» **INSTRUCTIONS FOR THE TASK**
Every entry needs to be written out again exactly, with its pictures removed.

(AVAILABLE DATA begins)

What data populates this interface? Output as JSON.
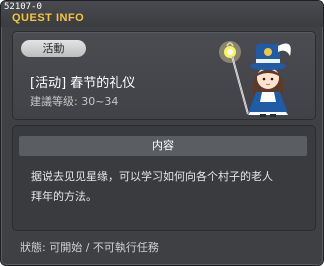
{
  "window": {
    "quest_id": "52107-0",
    "title": "QUEST INFO"
  },
  "quest": {
    "category_badge": "活動",
    "name": "[活动] 春节的礼仪",
    "level_requirement": "建議等级: 30~34",
    "npc_name": "npc-sprite"
  },
  "content": {
    "header": "内容",
    "body": "据说去见见星缘，可以学习如何向各个村子的老人\n拜年的方法。"
  },
  "footer": {
    "status": "狀態: 可開始 / 不可執行任務"
  },
  "colors": {
    "title_accent": "#f4c63c",
    "window_bg": "#3f4044"
  }
}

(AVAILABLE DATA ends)

» **TASK ANSWER**
What data populates this interface? Output as JSON.
{
  "window": {
    "quest_id": "52107-0",
    "title": "QUEST INFO"
  },
  "quest": {
    "category_badge": "活動",
    "name": "[活动] 春节的礼仪",
    "level_requirement": "建議等级: 30~34",
    "npc_name": "npc-sprite"
  },
  "content": {
    "header": "内容",
    "body": "据说去见见星缘，可以学习如何向各个村子的老人\n拜年的方法。"
  },
  "footer": {
    "status": "狀態: 可開始 / 不可執行任務"
  },
  "colors": {
    "title_accent": "#f4c63c",
    "window_bg": "#3f4044"
  }
}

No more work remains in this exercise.